WHAT THE TASK REQUIRES: Across the listing that follows, work out how many lines carry the string "data". Provide that number and nothing else.

----

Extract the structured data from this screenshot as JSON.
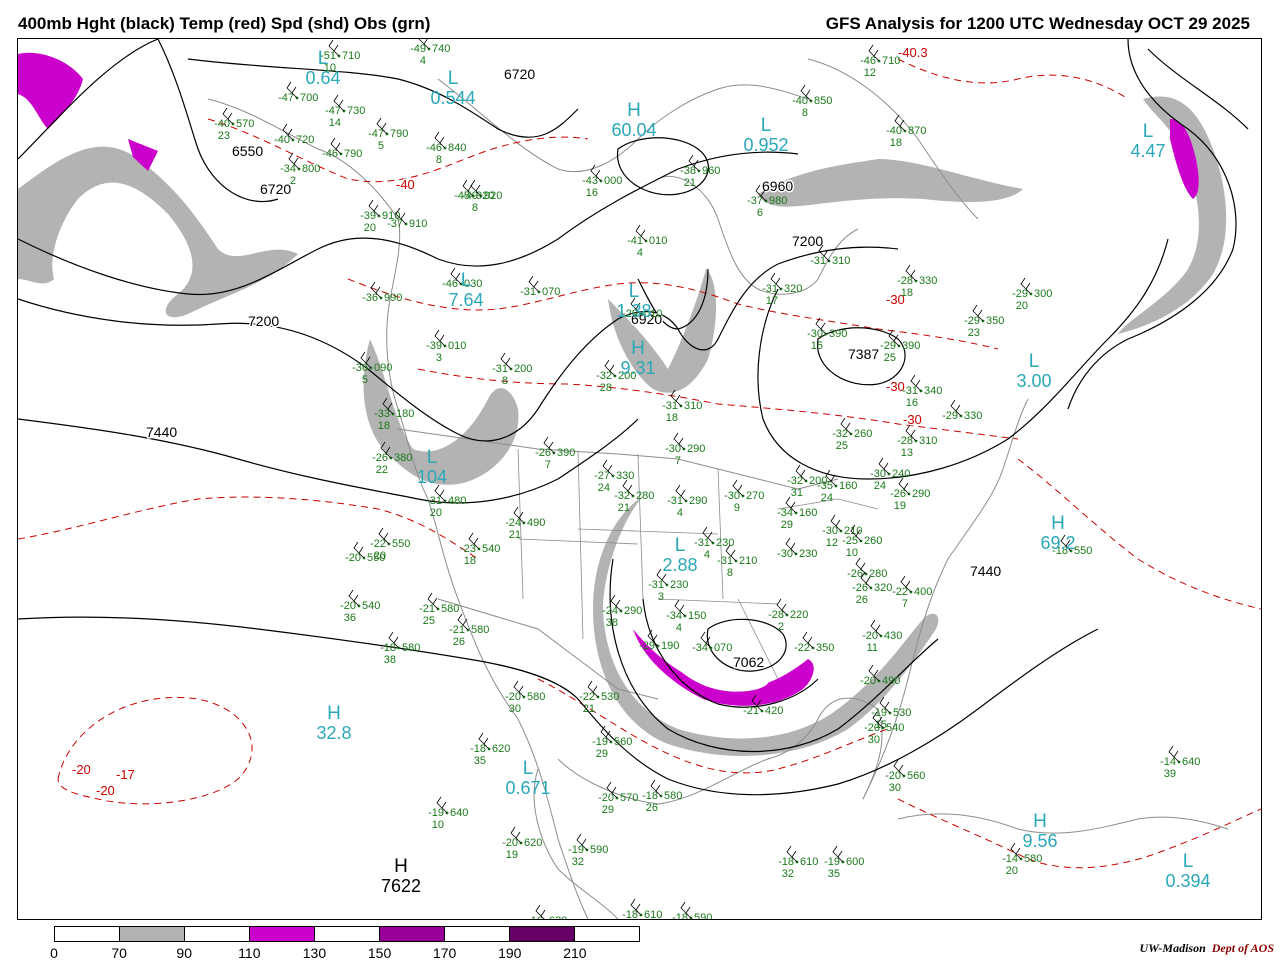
{
  "header": {
    "left_title": "400mb Hght (black) Temp (red) Spd (shd) Obs (grn)",
    "right_title": "GFS Analysis for 1200 UTC Wednesday  OCT 29 2025"
  },
  "colors": {
    "height_contour": "#000000",
    "temperature_contour": "#cc0000",
    "observation": "#1a7a1a",
    "center_label": "#2aa8b8",
    "speed_70_90": "#b3b3b3",
    "speed_110_130": "#cc00cc",
    "speed_130_150": "#ffffff",
    "speed_150_170": "#990099",
    "speed_190_210": "#660066",
    "geography": "#8c8c8c"
  },
  "height_labels": [
    {
      "text": "6720"
    },
    {
      "text": "6720"
    },
    {
      "text": "6550"
    },
    {
      "text": "6960"
    },
    {
      "text": "7200"
    },
    {
      "text": "7200"
    },
    {
      "text": "7440"
    },
    {
      "text": "7440"
    },
    {
      "text": "6920"
    },
    {
      "text": "7062"
    },
    {
      "text": "7387"
    }
  ],
  "centers": [
    {
      "letter": "L",
      "value": "0.64"
    },
    {
      "letter": "L",
      "value": "0.544"
    },
    {
      "letter": "H",
      "value": "60.04"
    },
    {
      "letter": "L",
      "value": "0.952"
    },
    {
      "letter": "L",
      "value": "4.47"
    },
    {
      "letter": "L",
      "value": "7.64"
    },
    {
      "letter": "L",
      "value": "1.38"
    },
    {
      "letter": "H",
      "value": "9.31"
    },
    {
      "letter": "L",
      "value": "3.00"
    },
    {
      "letter": "L",
      "value": "104"
    },
    {
      "letter": "L",
      "value": "2.88"
    },
    {
      "letter": "H",
      "value": "69.2"
    },
    {
      "letter": "H",
      "value": "32.8"
    },
    {
      "letter": "L",
      "value": "0.671"
    },
    {
      "letter": "L",
      "value": "0.394"
    },
    {
      "letter": "H",
      "value": "9.56"
    },
    {
      "letter": "H",
      "value": "7622"
    }
  ],
  "temperature_labels": [
    {
      "text": "-40"
    },
    {
      "text": "-30"
    },
    {
      "text": "-30"
    },
    {
      "text": "-30"
    },
    {
      "text": "-20"
    },
    {
      "text": "-20"
    },
    {
      "text": "-17"
    },
    {
      "text": "-40.3"
    }
  ],
  "observations": [
    {
      "temp": "-51",
      "height": "710",
      "dew": "10"
    },
    {
      "temp": "-49",
      "height": "740",
      "dew": "4"
    },
    {
      "temp": "-47",
      "height": "700",
      "dew": ""
    },
    {
      "temp": "-40",
      "height": "570",
      "dew": "23"
    },
    {
      "temp": "-40",
      "height": "720",
      "dew": ""
    },
    {
      "temp": "-47",
      "height": "730",
      "dew": "14"
    },
    {
      "temp": "-47",
      "height": "790",
      "dew": "5"
    },
    {
      "temp": "-46",
      "height": "790",
      "dew": ""
    },
    {
      "temp": "-34",
      "height": "800",
      "dew": "2"
    },
    {
      "temp": "-46",
      "height": "840",
      "dew": "8"
    },
    {
      "temp": "-45",
      "height": "920",
      "dew": ""
    },
    {
      "temp": "-40",
      "height": "850",
      "dew": "8"
    },
    {
      "temp": "-46",
      "height": "710",
      "dew": "12"
    },
    {
      "temp": "-40",
      "height": "870",
      "dew": "18"
    },
    {
      "temp": "-43",
      "height": "000",
      "dew": "16"
    },
    {
      "temp": "-38",
      "height": "960",
      "dew": "21"
    },
    {
      "temp": "-37",
      "height": "980",
      "dew": "6"
    },
    {
      "temp": "-39",
      "height": "910",
      "dew": "20"
    },
    {
      "temp": "-37",
      "height": "910",
      "dew": ""
    },
    {
      "temp": "-49",
      "height": "920",
      "dew": "8"
    },
    {
      "temp": "-41",
      "height": "010",
      "dew": "4"
    },
    {
      "temp": "-31",
      "height": "310",
      "dew": ""
    },
    {
      "temp": "-28",
      "height": "330",
      "dew": "18"
    },
    {
      "temp": "-29",
      "height": "300",
      "dew": "20"
    },
    {
      "temp": "-31",
      "height": "320",
      "dew": "17"
    },
    {
      "temp": "-29",
      "height": "350",
      "dew": "23"
    },
    {
      "temp": "-36",
      "height": "990",
      "dew": ""
    },
    {
      "temp": "-46",
      "height": "030",
      "dew": ""
    },
    {
      "temp": "-31",
      "height": "070",
      "dew": ""
    },
    {
      "temp": "-29",
      "height": "010",
      "dew": ""
    },
    {
      "temp": "-30",
      "height": "390",
      "dew": "15"
    },
    {
      "temp": "-29",
      "height": "390",
      "dew": "25"
    },
    {
      "temp": "-39",
      "height": "010",
      "dew": "3"
    },
    {
      "temp": "-31",
      "height": "200",
      "dew": "8"
    },
    {
      "temp": "-32",
      "height": "200",
      "dew": "28"
    },
    {
      "temp": "-31",
      "height": "340",
      "dew": "16"
    },
    {
      "temp": "-29",
      "height": "330",
      "dew": ""
    },
    {
      "temp": "-36",
      "height": "090",
      "dew": "5"
    },
    {
      "temp": "-31",
      "height": "310",
      "dew": "18"
    },
    {
      "temp": "-32",
      "height": "260",
      "dew": "25"
    },
    {
      "temp": "-28",
      "height": "310",
      "dew": "13"
    },
    {
      "temp": "-33",
      "height": "180",
      "dew": "18"
    },
    {
      "temp": "-30",
      "height": "290",
      "dew": "7"
    },
    {
      "temp": "-26",
      "height": "390",
      "dew": "7"
    },
    {
      "temp": "-30",
      "height": "240",
      "dew": "24"
    },
    {
      "temp": "-26",
      "height": "290",
      "dew": "19"
    },
    {
      "temp": "-26",
      "height": "380",
      "dew": "22"
    },
    {
      "temp": "-27",
      "height": "330",
      "dew": "24"
    },
    {
      "temp": "-32",
      "height": "280",
      "dew": "21"
    },
    {
      "temp": "-31",
      "height": "290",
      "dew": "4"
    },
    {
      "temp": "-30",
      "height": "270",
      "dew": "9"
    },
    {
      "temp": "-32",
      "height": "200",
      "dew": "31"
    },
    {
      "temp": "-35",
      "height": "160",
      "dew": "24"
    },
    {
      "temp": "-34",
      "height": "160",
      "dew": "29"
    },
    {
      "temp": "-30",
      "height": "210",
      "dew": "12"
    },
    {
      "temp": "-25",
      "height": "260",
      "dew": "10"
    },
    {
      "temp": "-31",
      "height": "480",
      "dew": "20"
    },
    {
      "temp": "-24",
      "height": "490",
      "dew": "21"
    },
    {
      "temp": "-23",
      "height": "540",
      "dew": "18"
    },
    {
      "temp": "-22",
      "height": "550",
      "dew": "20"
    },
    {
      "temp": "-20",
      "height": "550",
      "dew": ""
    },
    {
      "temp": "-31",
      "height": "230",
      "dew": "4"
    },
    {
      "temp": "-31",
      "height": "210",
      "dew": "8"
    },
    {
      "temp": "-30",
      "height": "230",
      "dew": ""
    },
    {
      "temp": "-26",
      "height": "280",
      "dew": ""
    },
    {
      "temp": "-18",
      "height": "550",
      "dew": ""
    },
    {
      "temp": "-20",
      "height": "540",
      "dew": "36"
    },
    {
      "temp": "-21",
      "height": "580",
      "dew": "25"
    },
    {
      "temp": "-21",
      "height": "580",
      "dew": "26"
    },
    {
      "temp": "-18",
      "height": "580",
      "dew": "38"
    },
    {
      "temp": "-31",
      "height": "230",
      "dew": "3"
    },
    {
      "temp": "-24",
      "height": "290",
      "dew": "38"
    },
    {
      "temp": "-34",
      "height": "150",
      "dew": "4"
    },
    {
      "temp": "-28",
      "height": "220",
      "dew": "2"
    },
    {
      "temp": "-26",
      "height": "320",
      "dew": "26"
    },
    {
      "temp": "-22",
      "height": "400",
      "dew": "7"
    },
    {
      "temp": "-29",
      "height": "190",
      "dew": ""
    },
    {
      "temp": "-34",
      "height": "070",
      "dew": ""
    },
    {
      "temp": "-22",
      "height": "350",
      "dew": ""
    },
    {
      "temp": "-20",
      "height": "430",
      "dew": "11"
    },
    {
      "temp": "-20",
      "height": "490",
      "dew": ""
    },
    {
      "temp": "-20",
      "height": "580",
      "dew": "30"
    },
    {
      "temp": "-22",
      "height": "530",
      "dew": "21"
    },
    {
      "temp": "-21",
      "height": "420",
      "dew": ""
    },
    {
      "temp": "-19",
      "height": "530",
      "dew": "15"
    },
    {
      "temp": "-20",
      "height": "540",
      "dew": "30"
    },
    {
      "temp": "-19",
      "height": "560",
      "dew": "29"
    },
    {
      "temp": "-18",
      "height": "620",
      "dew": "35"
    },
    {
      "temp": "-20",
      "height": "570",
      "dew": "29"
    },
    {
      "temp": "-18",
      "height": "580",
      "dew": "26"
    },
    {
      "temp": "-20",
      "height": "560",
      "dew": "30"
    },
    {
      "temp": "-19",
      "height": "640",
      "dew": "10"
    },
    {
      "temp": "-20",
      "height": "620",
      "dew": "19"
    },
    {
      "temp": "-19",
      "height": "590",
      "dew": "32"
    },
    {
      "temp": "-18",
      "height": "610",
      "dew": "32"
    },
    {
      "temp": "-19",
      "height": "600",
      "dew": "35"
    },
    {
      "temp": "-14",
      "height": "580",
      "dew": "20"
    },
    {
      "temp": "-14",
      "height": "640",
      "dew": "39"
    },
    {
      "temp": "-16",
      "height": "620",
      "dew": ""
    },
    {
      "temp": "-18",
      "height": "610",
      "dew": ""
    },
    {
      "temp": "-18",
      "height": "590",
      "dew": ""
    }
  ],
  "colorbar": {
    "ticks": [
      "0",
      "70",
      "90",
      "110",
      "130",
      "150",
      "170",
      "190",
      "210"
    ],
    "segments": [
      "#ffffff",
      "#b3b3b3",
      "#ffffff",
      "#cc00cc",
      "#ffffff",
      "#990099",
      "#ffffff",
      "#660066",
      "#ffffff"
    ]
  },
  "credit": {
    "institution": "UW-Madison",
    "department": "Dept of AOS"
  }
}
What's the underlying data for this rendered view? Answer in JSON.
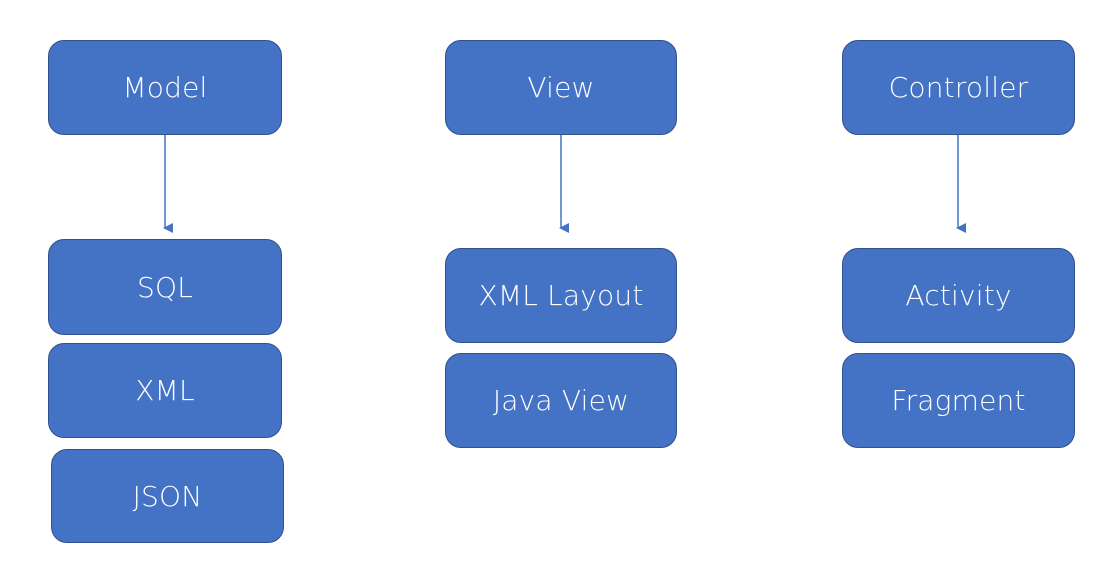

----

THE COMPLETED TASK: 2